Saoirse Ronan is going from strength to strength these days. After getting her big break as Bryony in the 2007 adaptation of Ian McEwan’s Atonement, the Irish born actress has gone on to star in numerous critically acclaimed book adaptations, most notably Brooklyn, based on the novel by Colm Tóibín, for which she was nominated for Best Actress at the Academy Awards. She received the nomination again this year for her role in Ladybird, but that wasn’t an adaptation, so nevermind. Up next for her is an adaptation of Russian playwright Anton Chekhov’s play The Seagull, which honestly looks like a lot of fun.
As Variety notes, The Seagull is a “period piece set in the 1800s that follows the comically intertwining love affairs between family members and their visitors at their lakeside Russian estate.”
It also stars The Handmaid’s Tale Elisabeth Moss, Billy Howle, John Tenney, Mare Winningham and Brian Dennehy. Aesthetically, the piece looks beautiful, as well promising to be funny, moving and a little over the top.
The author of Crime and Punishment, The Idiotand The Brothers Karamazov, among others, kicked the bucket many moons ago, but his words are immortal and thank goodness for that. My favorite quote of his is “Much unhappiness has come into the world because of bewilderment.” I will try to rid myself of my constant sense of bewilderment in your honor, Fyodor.
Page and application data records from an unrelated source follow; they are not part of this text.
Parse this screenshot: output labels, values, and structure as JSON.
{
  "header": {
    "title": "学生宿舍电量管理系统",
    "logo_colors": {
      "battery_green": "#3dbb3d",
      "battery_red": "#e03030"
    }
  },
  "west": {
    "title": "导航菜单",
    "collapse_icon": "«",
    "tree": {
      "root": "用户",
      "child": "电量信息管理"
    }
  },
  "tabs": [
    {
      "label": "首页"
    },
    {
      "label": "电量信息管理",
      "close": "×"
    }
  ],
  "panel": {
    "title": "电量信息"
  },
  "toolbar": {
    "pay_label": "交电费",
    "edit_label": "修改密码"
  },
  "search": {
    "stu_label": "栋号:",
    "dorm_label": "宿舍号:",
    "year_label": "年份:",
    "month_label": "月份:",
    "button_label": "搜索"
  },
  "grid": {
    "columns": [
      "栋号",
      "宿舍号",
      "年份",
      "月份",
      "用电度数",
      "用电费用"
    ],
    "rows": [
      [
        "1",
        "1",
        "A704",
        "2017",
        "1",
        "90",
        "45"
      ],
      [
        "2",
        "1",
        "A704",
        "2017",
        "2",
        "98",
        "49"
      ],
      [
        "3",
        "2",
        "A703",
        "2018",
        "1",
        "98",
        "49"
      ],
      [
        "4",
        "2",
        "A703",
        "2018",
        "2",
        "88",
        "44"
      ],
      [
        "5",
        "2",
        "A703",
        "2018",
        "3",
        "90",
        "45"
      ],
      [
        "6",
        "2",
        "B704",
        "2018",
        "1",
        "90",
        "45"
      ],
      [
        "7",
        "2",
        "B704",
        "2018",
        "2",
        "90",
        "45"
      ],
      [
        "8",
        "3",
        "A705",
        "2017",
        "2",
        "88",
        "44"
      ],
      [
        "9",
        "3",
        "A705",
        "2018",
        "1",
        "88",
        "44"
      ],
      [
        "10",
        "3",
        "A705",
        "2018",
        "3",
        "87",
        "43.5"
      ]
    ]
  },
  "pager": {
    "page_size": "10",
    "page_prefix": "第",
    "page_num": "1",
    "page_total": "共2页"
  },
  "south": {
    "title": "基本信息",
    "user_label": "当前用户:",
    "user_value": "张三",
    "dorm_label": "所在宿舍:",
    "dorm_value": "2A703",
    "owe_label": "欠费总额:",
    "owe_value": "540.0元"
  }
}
1. If there is no God, everything is permitted.
2. To live without hope is to cease to live.
3. The degree of civilization in a society can be judged by entering its prisons.
4. The soul is healed by being with children.
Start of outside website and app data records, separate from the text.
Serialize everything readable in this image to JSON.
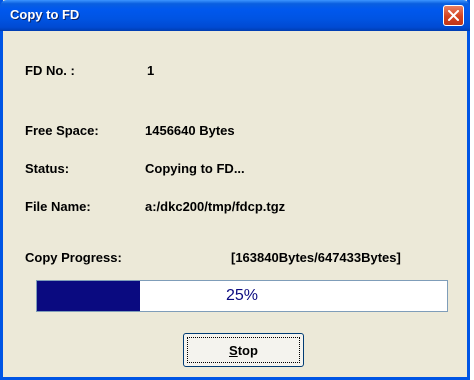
{
  "window": {
    "title": "Copy to FD",
    "close_icon": "close-icon"
  },
  "fields": {
    "fd_no": {
      "label": "FD No. :",
      "value": "1"
    },
    "free_space": {
      "label": "Free Space:",
      "value": "1456640 Bytes"
    },
    "status": {
      "label": "Status:",
      "value": "Copying to FD..."
    },
    "file_name": {
      "label": "File Name:",
      "value": "a:/dkc200/tmp/fdcp.tgz"
    }
  },
  "progress": {
    "label": "Copy Progress:",
    "bytes_text": "[163840Bytes/647433Bytes]",
    "percent_text": "25%",
    "fraction": 0.25
  },
  "buttons": {
    "stop_mnemonic": "S",
    "stop_rest": "top"
  },
  "colors": {
    "titlebar": "#0054e3",
    "dialog_bg": "#ece9d8",
    "progress_fill": "#0a0a80",
    "close_button": "#d4431f"
  }
}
5. Beauty is mysterious as well as terrible. God and devil are fighting there, and the battlefield is the heart of man.
6. What is hell? I maintain that it is the suffering of being unable to love.
7. Taking a new step, uttering a new word, is what people fear most.
8. Much unhappiness has come into the world because of bewilderment and things left unsaid.
9. Men do not accept their prophets and slay them, but they love their martyrs and worship those whom they have tortured to death.
10. We sometimes encounter people, even perfect strangers, who begin to interest us at first sight, somehow suddenly, all at once, before a word has been spoken.
I love a technicality, and technically, Anastasia has become a Disney princess. On Thursday, Disney announced it had struck a deal to acquire Fox for $52.4 billion. Following the deal, most people have focused on the steps towards a Disney monopoly like no other: the merger means all the characters within the pages of Marvel Comics are finally under one cinematic roof. The merger also means that Anastasia, the heroine from the 1997 film of the same name, is officially a Disney princess.
Despite always feeling like she should be a Disney princess, the movie came out of 20th Century Fox’s animation studios and could never really be on your list of favorite princesses, until now. I’m psyched to add her to my list of favorites, but the issue now is exactly where on that list she’ll land. She’s kind of a badass, you know.
Image via HelloGiggles
My favorite Disney princess has always been Mulan, but with this news, I’m not sure how solid that ranking is. Mulan and Anastasia have a lot in common, they’re two of the earliest examples of self-sufficient princesses who seek out their own adventures rather than just search for a prince to marry or stumble into trouble and expect a man to save them. These are the princesses that paved the way for stories with strong role models like Tiana, Rapunzel, Merida, or Moana.
Gif via We Heart It
If you’re still on the fence, let’s talk about our newest Disney prince, Dimitri. As a child, he selflessly saves Anastasia and her grandmother. As an adult, he’s a con man with a heart of gold who looks damn good in a tux and can waltz with the best of them. Oh yeah, and did I mention he was voiced by John Cusack? Oops, probably should’ve mentioned that first.
And then there’s the villain of the story – Rasputin! He’s such a creep in such a lovely, historically accurate way.
Gif via College Humor
Seriously, this movie should be working its way to the top of your list, if it isn’t already.